The ministry originally applied for nearly 11.2 million kroons, but officials at the Finance Ministry advised the government to reduce the sum, stating that only concrete programs already in action deserve such funding.
"The target group comprises young people, the disabled and other people in risk groups," said Jan-Erik Teder, chief specialist of the labor market department at the ministry.
According to Teder, the smaller sum will to some extent limit the implementation of the program. "But anyway, it's good that we at least got this much," he said.
The program will help to create proper working conditions for disabled people and arrange special training on employment issues for young people.

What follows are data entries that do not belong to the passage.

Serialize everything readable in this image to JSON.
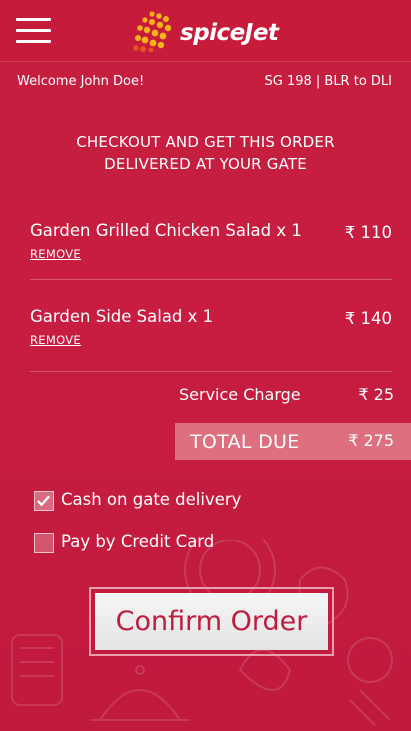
{
  "header": {
    "menu_icon": "hamburger-menu-icon",
    "logo_text": "spiceJet",
    "logo_icon": "spicejet-logo-icon"
  },
  "info": {
    "welcome": "Welcome John Doe!",
    "flight": "SG 198 | BLR to DLI"
  },
  "checkout": {
    "heading_line1": "CHECKOUT AND GET THIS ORDER",
    "heading_line2": "DELIVERED AT YOUR GATE"
  },
  "items": [
    {
      "name": "Garden Grilled Chicken Salad x 1",
      "price": "₹ 110",
      "remove_label": "REMOVE"
    },
    {
      "name": "Garden Side Salad x 1",
      "price": "₹ 140",
      "remove_label": "REMOVE"
    }
  ],
  "summary": {
    "service_label": "Service Charge",
    "service_value": "₹ 25",
    "total_label": "TOTAL DUE",
    "total_value": "₹ 275"
  },
  "payment": {
    "options": [
      {
        "label": "Cash on gate delivery",
        "checked": true
      },
      {
        "label": "Pay by Credit Card",
        "checked": false
      }
    ]
  },
  "actions": {
    "confirm_label": "Confirm Order"
  },
  "colors": {
    "primary": "#c71b3c",
    "total_bg": "#dd6f7f",
    "button_text": "#c01c3e",
    "logo_accent": "#f6b21b"
  }
}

The full name of the program is complicated. "Increasing employment, the avoidance of long-term unemployment and preventing the exclusion from working life of people in risk groups" aims to boost funds already earmarked to combat unemployment. These are usually financed from the state budget by means of bilateral cooperation projects, with support from the PHARE program and the government's non-budgetary reserve fund.
The major problem for the Estonian labor market, according to the architects of the program, is the structural mismatch of supply and demand.
The Social Affairs Ministry's employment department predicts that in the next few years unemployment will rise by an average of 4,000 people annually, while the number of Estonian residents will decrease by about 7,000 a year. This will make the situation within the labor market even more complicated. Getting a job is an even bigger challenge for those in disadvantaged groups who are unfamiliar with the Estonian language.